Ever been tempted to pay for a PR placement? You pitch the perfect story and the editor just won’t bite. You go back a second time with no luck, so you think to yourself: “Man, I wish I could pay to slip this story in. The readers will find it valuable.” Unfortunately, you can’t do that (at ethical pubs) so you go back to the drawing board, dreaming up fresh angles and more inventive ways of reaching the targeted reporter.
If, as a PR pro or an in-house communications person, you’ve secretly wished you could do a pay-for-play deal with your dream publication, then the emerging trend of brands (read: companies) publishing their own magazines with fresh and journalistically legitimate content should perk your ears up. And, you might be surprised to know the trend is gaining a heck of a lot of steam. The sagging publishing industry is now competing with brands for the same eyeballs.
Tessa Wegert of ClickZ blogged recently about the success a number of high-profile brands are having with periodicals of their own – including P&G, SAP and Urban Outfitters, to name only a few. A commonality among these branded magazines is not just the quality of their content, but the fact that the publications are developed by experienced and credible writers and editors. Writers and editors who have made their career writing for significant media outlets now write for some of the world’s most established brands, and they’re supplementing their respective incomes handsomely.
I’m conflicted about it, frankly. To me this approach is potentially inappropriate and simultaneously brilliant.
Marketers can leverage this channel as a way to deliver key messages to interested consumers. (I like that.) And the depth of interest goes beyond the brand itself and includes the category in which the brand is established. Interested, self-identifying consumers read content-rich stories pumped out by journalists hired by brands looking to sell stuff – kind of perfect, really.
And yet it’s disturbing in the sense that the delineation between “story” and advertisement becomes increasingly blurred, potentially duping consumers who may not understand the nuance. Basically, brands are “selling stuff that people want to look at,” which is straight out of a basic advertising playbook.
But the evolution is undeniable in the sticky muck of an ever-intersecting digital world. Resistance is futile. Adapt or die.
Rather than being “off to the side” marketing tools, branded publications have become key components of overall marketing initiatives. They have become widely-accepted communications tools, with solid editorial teams who craft, create and publish news and feature stories that consumers want to read. It’s a smart approach, and one that I may recommend to clients here at Matter.

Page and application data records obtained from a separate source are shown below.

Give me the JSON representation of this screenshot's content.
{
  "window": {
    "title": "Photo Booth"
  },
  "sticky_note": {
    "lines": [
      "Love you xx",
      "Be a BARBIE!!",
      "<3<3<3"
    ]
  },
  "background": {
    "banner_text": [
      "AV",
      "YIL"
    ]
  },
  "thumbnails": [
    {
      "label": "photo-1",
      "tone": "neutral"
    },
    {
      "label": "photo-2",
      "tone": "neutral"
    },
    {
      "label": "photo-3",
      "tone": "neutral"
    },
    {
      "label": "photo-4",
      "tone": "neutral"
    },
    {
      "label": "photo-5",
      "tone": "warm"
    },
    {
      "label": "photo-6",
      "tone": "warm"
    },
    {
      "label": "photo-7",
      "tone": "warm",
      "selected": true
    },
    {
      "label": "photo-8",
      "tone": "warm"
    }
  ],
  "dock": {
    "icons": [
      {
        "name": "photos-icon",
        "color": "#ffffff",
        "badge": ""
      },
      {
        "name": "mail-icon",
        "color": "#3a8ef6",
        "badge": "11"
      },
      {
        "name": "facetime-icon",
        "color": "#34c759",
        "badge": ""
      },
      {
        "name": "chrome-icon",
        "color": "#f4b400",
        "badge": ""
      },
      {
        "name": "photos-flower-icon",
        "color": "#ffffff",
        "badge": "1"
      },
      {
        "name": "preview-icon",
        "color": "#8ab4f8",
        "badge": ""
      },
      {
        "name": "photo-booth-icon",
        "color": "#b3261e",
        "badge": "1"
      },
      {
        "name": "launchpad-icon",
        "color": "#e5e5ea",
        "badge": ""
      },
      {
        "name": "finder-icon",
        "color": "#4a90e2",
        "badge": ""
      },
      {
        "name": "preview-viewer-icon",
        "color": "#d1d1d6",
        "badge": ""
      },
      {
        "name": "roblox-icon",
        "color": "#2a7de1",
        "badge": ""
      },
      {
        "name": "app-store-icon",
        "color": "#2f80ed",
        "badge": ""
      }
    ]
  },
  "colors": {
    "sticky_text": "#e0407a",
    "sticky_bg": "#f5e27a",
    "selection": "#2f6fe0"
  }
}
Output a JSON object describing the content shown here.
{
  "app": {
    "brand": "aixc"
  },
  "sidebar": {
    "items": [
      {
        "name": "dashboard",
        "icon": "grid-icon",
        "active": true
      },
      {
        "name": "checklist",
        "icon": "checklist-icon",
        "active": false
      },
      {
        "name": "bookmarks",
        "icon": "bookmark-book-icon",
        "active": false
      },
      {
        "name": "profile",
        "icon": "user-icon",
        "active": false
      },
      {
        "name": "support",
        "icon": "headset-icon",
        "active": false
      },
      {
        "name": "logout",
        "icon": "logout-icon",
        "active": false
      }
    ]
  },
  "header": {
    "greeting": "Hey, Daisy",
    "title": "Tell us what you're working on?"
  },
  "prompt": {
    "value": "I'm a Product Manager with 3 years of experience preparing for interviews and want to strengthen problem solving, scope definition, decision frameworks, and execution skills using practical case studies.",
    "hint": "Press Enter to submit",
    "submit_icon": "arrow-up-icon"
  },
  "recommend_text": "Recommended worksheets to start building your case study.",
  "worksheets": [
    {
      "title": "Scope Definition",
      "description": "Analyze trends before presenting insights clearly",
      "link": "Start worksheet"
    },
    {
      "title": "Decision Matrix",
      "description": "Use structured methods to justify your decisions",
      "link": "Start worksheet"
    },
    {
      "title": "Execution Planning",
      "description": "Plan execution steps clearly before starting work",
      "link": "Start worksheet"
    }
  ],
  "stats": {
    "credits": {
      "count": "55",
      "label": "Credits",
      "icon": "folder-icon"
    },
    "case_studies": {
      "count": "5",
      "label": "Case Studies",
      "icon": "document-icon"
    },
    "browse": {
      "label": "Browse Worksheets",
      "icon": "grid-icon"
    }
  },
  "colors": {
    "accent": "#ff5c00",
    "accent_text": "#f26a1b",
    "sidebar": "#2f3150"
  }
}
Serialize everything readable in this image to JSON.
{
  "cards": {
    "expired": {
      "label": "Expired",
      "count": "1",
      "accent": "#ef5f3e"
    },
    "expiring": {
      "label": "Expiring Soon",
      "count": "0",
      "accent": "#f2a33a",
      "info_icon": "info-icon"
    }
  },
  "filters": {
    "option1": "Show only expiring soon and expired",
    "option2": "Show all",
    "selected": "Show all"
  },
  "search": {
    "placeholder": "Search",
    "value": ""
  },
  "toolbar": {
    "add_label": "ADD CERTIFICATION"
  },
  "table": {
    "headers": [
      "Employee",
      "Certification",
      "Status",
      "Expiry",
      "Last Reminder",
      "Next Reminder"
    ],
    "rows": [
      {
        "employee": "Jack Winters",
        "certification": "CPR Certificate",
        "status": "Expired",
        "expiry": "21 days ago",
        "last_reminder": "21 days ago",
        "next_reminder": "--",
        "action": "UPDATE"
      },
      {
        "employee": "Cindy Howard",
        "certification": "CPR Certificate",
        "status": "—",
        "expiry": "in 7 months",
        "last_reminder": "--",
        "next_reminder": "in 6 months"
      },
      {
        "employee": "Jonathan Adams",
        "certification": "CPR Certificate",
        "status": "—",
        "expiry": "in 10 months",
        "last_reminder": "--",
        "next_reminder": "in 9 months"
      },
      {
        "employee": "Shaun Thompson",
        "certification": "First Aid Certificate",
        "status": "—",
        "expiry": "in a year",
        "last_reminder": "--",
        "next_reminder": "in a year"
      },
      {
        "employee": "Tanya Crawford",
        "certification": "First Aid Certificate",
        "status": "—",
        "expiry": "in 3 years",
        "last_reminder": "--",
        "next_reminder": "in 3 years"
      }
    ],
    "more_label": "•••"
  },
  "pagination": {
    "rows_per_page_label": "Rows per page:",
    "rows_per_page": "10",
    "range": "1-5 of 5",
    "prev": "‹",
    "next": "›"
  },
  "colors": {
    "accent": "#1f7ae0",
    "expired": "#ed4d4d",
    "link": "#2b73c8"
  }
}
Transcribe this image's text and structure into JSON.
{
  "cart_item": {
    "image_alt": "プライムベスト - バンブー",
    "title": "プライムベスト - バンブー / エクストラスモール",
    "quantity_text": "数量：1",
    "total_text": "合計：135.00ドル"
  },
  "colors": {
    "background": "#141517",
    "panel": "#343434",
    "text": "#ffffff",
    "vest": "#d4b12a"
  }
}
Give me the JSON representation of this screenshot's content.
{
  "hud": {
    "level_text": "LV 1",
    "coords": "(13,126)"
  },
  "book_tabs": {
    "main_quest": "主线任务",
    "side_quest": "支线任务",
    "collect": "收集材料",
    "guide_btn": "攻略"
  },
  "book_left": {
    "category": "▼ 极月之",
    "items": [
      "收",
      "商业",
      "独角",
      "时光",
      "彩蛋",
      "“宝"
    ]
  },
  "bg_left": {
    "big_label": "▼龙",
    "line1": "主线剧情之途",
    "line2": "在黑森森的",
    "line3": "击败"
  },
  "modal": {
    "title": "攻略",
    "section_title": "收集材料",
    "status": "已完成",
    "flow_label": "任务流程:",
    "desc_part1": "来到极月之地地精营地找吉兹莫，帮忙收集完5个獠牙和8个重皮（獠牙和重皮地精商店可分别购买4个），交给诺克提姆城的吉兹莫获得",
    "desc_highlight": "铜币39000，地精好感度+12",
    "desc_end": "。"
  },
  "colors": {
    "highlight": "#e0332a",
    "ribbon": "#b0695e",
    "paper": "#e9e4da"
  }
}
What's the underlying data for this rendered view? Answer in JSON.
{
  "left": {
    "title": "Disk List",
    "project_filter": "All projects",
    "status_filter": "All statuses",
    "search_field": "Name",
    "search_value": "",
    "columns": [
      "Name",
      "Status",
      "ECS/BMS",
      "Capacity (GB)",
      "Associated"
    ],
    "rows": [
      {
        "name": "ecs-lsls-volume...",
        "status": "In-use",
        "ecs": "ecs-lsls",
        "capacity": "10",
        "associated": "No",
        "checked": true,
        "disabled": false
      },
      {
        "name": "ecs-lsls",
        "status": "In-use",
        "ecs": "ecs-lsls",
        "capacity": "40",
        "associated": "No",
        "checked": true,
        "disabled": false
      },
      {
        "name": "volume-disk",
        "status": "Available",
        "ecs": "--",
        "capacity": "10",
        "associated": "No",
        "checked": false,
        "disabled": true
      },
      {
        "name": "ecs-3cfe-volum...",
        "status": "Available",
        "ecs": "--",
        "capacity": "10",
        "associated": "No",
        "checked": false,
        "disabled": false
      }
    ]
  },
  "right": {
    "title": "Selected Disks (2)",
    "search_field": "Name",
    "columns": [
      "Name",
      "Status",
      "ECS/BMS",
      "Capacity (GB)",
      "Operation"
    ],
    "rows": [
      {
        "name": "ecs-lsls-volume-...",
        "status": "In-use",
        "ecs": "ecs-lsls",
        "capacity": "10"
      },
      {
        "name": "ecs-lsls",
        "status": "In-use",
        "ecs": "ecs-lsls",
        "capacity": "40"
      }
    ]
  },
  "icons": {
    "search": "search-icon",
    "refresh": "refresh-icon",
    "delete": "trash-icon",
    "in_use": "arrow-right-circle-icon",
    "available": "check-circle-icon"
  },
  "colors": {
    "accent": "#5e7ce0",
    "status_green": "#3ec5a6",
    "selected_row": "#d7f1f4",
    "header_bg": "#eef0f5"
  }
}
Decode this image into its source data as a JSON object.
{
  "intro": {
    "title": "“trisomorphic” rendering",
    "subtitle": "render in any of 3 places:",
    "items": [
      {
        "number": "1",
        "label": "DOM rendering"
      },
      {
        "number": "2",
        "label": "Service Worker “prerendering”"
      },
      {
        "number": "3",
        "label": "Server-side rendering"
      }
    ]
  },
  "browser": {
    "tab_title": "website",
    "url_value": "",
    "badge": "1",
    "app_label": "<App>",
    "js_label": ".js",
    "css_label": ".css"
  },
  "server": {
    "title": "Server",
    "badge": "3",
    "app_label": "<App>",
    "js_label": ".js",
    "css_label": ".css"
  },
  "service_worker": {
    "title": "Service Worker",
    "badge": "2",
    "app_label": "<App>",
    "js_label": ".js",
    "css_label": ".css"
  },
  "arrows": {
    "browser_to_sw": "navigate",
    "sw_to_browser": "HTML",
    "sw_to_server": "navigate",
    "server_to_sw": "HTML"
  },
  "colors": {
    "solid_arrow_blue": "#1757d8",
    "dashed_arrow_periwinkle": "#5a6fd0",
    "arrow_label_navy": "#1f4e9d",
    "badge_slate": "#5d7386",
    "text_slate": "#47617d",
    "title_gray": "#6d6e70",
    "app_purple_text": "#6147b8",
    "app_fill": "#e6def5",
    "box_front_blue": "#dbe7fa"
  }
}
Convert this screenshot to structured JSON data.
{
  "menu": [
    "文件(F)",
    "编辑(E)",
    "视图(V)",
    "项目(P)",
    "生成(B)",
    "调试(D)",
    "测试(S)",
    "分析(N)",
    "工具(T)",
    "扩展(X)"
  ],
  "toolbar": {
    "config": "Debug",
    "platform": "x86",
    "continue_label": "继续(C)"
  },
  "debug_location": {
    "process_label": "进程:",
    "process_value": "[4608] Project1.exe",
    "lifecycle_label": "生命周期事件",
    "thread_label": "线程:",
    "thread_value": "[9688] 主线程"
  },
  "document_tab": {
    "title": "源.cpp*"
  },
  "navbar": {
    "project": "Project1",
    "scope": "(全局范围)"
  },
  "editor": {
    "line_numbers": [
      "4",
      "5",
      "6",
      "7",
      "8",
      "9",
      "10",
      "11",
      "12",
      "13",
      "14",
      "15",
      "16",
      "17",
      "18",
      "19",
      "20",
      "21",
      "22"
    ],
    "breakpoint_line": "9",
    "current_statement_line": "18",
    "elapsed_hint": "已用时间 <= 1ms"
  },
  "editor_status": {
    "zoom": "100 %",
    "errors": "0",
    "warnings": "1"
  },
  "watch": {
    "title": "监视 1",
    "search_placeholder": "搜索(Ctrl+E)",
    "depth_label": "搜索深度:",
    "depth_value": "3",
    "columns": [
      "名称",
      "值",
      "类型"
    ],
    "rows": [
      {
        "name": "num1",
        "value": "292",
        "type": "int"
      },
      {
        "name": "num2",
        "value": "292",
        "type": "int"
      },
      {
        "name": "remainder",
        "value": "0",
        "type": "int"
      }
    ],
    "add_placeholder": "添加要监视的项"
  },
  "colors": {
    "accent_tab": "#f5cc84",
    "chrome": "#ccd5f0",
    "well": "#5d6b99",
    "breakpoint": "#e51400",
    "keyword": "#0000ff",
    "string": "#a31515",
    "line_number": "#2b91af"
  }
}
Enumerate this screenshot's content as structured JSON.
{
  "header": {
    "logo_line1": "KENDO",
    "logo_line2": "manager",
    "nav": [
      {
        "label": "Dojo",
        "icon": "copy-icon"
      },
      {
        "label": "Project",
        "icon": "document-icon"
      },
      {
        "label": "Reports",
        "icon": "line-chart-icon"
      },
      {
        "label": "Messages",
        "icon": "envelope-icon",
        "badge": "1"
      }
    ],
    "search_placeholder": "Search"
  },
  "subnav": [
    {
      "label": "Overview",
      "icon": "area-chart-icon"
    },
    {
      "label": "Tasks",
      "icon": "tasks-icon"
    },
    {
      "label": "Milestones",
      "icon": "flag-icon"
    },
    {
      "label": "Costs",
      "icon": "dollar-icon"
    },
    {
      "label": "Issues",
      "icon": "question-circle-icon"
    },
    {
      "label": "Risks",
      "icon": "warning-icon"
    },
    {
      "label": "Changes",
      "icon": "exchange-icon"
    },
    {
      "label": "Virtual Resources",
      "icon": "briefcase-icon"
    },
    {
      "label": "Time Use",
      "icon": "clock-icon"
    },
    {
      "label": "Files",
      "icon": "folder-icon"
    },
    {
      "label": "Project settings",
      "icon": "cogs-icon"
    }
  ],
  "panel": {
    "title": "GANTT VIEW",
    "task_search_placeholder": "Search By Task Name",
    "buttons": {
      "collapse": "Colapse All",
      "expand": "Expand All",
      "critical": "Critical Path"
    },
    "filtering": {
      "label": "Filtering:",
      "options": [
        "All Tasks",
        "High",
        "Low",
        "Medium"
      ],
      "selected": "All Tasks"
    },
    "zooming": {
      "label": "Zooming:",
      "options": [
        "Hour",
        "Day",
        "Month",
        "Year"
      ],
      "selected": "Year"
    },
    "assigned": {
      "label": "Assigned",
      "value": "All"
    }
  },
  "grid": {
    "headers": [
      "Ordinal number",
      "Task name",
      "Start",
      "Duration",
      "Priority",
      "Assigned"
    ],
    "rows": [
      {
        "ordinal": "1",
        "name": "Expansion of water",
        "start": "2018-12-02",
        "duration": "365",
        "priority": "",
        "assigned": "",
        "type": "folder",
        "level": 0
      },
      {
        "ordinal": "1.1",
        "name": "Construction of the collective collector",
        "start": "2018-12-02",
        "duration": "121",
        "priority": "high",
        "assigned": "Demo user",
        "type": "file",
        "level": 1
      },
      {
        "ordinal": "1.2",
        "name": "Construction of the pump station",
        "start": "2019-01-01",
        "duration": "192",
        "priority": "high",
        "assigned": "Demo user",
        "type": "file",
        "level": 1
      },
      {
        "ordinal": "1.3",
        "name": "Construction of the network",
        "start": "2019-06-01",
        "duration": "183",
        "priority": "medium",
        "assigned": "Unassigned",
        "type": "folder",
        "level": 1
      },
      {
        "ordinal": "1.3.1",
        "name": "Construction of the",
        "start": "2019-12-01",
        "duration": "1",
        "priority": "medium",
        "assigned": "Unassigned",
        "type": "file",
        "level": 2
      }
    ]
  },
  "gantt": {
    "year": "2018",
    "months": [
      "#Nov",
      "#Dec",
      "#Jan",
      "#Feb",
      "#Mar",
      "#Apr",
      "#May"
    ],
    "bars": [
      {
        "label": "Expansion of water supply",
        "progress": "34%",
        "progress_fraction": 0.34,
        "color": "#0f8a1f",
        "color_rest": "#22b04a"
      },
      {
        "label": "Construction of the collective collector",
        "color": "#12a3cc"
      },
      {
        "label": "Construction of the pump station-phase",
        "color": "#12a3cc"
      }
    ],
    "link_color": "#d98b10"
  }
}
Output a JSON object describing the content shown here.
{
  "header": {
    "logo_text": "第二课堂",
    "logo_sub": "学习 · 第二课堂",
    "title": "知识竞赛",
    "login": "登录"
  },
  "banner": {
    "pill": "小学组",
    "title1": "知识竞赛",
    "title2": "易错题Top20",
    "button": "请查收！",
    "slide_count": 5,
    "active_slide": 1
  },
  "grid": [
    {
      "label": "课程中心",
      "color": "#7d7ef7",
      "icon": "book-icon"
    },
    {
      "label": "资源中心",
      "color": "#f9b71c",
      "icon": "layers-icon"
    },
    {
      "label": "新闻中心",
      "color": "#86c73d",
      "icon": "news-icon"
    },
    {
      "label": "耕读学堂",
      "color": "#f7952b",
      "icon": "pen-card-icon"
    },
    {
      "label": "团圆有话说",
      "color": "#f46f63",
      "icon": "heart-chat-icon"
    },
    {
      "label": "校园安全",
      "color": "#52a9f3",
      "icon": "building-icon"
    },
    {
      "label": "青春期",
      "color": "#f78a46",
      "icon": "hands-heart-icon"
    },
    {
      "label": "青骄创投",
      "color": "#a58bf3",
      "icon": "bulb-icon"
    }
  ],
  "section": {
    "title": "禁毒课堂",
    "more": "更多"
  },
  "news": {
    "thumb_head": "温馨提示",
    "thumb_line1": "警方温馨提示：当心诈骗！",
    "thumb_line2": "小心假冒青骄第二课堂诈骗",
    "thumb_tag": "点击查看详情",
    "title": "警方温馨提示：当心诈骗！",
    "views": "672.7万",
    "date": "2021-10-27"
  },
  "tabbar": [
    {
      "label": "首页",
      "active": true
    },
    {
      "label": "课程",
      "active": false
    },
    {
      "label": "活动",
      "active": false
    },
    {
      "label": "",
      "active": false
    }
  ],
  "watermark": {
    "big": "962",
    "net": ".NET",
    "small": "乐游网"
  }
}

What’s your take on brands publishing periodicals – are you on board?